Drums: Lester Troutman
Percussion: Larry Troutman

 "Be Alright"
Lead Vocals: Roger Troutman, Greg Jackson, Bobby Glover
Background Vocals: Roger Troutman, Greg Jackson, Bobby Glover, Zapp Troutman,
 Shelly Smith, Delores Smith, Janetta Boyce
Keyboards: Roger Troutman, Greg Jackson
Guitar, Bass: Roger Troutman
Vibraphones: Roger Troutman, Zapp Troutman
Drums: Lester Troutman
Percussion: Larry Troutman
Flute: Carl Cowen

Rating: RC: ***1/2  MM: ****1/2


MM: Four and a half stars for "More Bounce" and "Be Alright" mostly.

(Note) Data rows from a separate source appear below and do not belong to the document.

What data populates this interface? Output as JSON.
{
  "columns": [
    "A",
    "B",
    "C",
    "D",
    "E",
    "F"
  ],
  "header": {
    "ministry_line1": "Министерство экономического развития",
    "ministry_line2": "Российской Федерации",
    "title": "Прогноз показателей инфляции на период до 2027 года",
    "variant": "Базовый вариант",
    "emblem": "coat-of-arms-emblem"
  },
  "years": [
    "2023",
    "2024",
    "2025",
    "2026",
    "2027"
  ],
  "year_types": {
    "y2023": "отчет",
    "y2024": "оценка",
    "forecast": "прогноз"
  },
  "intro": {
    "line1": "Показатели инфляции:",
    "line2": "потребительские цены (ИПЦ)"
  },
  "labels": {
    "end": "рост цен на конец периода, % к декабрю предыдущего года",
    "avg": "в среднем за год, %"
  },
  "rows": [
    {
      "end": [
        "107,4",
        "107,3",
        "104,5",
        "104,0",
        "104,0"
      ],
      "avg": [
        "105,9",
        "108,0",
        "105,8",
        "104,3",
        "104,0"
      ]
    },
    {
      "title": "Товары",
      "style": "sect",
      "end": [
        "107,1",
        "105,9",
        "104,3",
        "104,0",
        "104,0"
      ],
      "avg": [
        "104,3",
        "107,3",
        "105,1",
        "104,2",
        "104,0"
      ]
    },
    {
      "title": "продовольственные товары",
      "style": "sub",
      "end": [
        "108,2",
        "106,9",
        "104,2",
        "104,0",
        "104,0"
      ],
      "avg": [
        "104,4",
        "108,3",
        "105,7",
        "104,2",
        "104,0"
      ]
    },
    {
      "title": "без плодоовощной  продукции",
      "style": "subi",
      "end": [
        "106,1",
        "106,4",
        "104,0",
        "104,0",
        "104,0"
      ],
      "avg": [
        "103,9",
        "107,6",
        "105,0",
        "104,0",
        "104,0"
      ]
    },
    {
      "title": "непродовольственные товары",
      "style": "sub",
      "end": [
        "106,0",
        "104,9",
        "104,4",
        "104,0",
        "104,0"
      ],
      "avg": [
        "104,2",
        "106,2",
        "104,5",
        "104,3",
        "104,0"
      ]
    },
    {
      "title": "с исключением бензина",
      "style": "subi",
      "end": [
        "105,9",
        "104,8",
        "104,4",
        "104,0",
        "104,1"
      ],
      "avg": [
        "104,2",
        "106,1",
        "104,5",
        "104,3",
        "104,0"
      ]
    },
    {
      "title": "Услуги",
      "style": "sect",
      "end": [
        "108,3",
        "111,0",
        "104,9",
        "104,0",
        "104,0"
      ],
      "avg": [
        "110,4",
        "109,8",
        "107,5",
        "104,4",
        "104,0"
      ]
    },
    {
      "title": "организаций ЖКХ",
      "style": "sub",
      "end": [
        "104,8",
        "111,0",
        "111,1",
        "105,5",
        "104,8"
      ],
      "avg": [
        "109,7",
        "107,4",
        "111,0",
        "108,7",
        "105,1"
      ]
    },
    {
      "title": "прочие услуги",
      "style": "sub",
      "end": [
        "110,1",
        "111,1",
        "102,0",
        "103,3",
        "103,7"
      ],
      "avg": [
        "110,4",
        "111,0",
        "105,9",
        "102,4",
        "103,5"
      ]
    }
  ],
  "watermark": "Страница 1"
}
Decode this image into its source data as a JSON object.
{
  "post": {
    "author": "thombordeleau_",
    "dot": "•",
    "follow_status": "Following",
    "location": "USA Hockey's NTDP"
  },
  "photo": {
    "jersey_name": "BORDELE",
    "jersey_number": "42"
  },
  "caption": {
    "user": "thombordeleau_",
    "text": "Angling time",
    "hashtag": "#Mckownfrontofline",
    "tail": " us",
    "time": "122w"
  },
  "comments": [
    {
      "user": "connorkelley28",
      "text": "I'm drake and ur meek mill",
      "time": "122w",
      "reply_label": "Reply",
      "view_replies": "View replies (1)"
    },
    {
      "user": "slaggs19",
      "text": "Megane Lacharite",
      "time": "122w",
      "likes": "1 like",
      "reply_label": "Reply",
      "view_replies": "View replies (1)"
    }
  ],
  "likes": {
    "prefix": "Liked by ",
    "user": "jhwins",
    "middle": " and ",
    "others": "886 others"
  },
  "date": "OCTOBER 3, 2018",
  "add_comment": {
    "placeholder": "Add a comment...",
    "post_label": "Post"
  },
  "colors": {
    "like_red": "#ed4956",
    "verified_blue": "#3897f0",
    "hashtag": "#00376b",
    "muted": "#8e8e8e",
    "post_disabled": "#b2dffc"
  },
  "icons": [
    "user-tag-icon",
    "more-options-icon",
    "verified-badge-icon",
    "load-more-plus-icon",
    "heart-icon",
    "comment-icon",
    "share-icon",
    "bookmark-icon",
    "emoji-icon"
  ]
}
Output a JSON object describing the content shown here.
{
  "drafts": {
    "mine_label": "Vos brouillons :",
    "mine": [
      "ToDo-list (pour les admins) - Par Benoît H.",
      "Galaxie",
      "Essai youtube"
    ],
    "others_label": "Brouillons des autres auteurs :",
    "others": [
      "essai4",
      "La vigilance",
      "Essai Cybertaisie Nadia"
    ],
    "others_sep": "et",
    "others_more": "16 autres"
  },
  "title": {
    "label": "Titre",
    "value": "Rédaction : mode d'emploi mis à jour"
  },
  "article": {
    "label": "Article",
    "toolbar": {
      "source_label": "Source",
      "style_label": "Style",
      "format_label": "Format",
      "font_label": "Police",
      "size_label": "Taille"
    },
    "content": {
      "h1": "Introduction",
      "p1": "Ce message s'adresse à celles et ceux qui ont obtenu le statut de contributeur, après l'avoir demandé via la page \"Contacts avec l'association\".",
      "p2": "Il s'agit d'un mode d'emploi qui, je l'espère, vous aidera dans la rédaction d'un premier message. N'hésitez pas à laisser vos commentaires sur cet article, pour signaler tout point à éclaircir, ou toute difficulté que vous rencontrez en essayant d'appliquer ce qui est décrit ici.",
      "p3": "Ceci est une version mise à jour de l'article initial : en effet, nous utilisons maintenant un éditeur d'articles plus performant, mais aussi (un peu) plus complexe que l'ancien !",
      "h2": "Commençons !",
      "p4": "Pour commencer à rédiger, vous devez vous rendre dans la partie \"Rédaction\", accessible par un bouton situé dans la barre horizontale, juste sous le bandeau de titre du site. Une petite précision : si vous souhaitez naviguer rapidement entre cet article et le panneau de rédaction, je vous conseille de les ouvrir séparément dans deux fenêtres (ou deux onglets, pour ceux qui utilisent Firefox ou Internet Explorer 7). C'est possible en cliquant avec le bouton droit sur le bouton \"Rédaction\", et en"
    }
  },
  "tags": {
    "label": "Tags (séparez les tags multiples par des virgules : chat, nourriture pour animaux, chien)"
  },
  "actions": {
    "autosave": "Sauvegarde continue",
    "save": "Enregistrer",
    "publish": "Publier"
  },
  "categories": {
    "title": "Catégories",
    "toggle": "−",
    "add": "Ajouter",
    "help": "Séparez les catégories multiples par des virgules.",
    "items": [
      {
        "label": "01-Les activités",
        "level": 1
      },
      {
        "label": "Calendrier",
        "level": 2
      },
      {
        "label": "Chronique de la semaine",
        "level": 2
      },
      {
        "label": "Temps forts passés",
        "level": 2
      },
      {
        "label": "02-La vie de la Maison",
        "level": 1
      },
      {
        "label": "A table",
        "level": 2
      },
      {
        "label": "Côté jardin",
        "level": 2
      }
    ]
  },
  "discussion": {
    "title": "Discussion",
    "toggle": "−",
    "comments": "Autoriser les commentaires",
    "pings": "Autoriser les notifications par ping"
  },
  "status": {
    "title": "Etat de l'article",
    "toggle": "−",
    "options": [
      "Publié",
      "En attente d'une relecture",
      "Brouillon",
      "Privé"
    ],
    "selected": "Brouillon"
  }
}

RC: This is the beginning of the extremely successful Zapp/Roger story, a story that is mostly tangential to P.Funk, but one that is related nonetheless. Roger Troutman, the do-it-all mastermind behind the group, was longtime friends with Bootsy Collins, and each promised to help the other out when they reached success. Roger actually put out an album with his first band, Roger And The Human Body, but it had little success. Eventually, Roger got a gig with Funkadelic, playing on the Electric Spanking of War Babies album, which led to working with Bootsy on this, his first album, named after his brother Zapp. Roger was to find the commercial success in the 80's that eluded most of the rest of the P.Funk mob, up until the current day. His trademark was the use of the talk box, a bizarre vocal processor that gave him a unique sound. Sometimes, it became too much of a gimmick, but it was often very effective and funky. Clean guitar lines, danceable rhythms and precise playing were to be the standard on Zapp albums. The music is pretty far removed from the wild experimentation of Funkadelic, but it's not unlike some of the later Parliament songs. The first album was notable for Bootsy Collins producing it; Zapp would open for P.Funk on the road as well.

"More Bounce..." is a classic dance number, with a super-infectious guitar riff, irresistable beats, and growling vocals matched with the high-pitched talk box squeals. "Freedom" zips along at a similar pace, this time with a dominant bass riff and more attention to singing. "Brand New PPlayer" features an interesting bass and guitar arrangement. The rhythms are also rich and complex, matching up well with instruments brought in for flavor, like sax and harmonica. "Funky Bounce" is a more disco-ish dance tune that has a nice guitar solo. "Be Alright" is a ballad that is super-syrupy but still enjoyable, mostly because of the solos toward the end. It's also helped by great singing. "Coming Home" starts off with a blues harmonica intro that launches into an electric blues romp. It's an easygoing tune that shows Roger's love of blues.

This album is in print and should be easy to find. The cover is a wacked-out drawing from P.Funk artists Overton Lloyd and Ronald Edwards.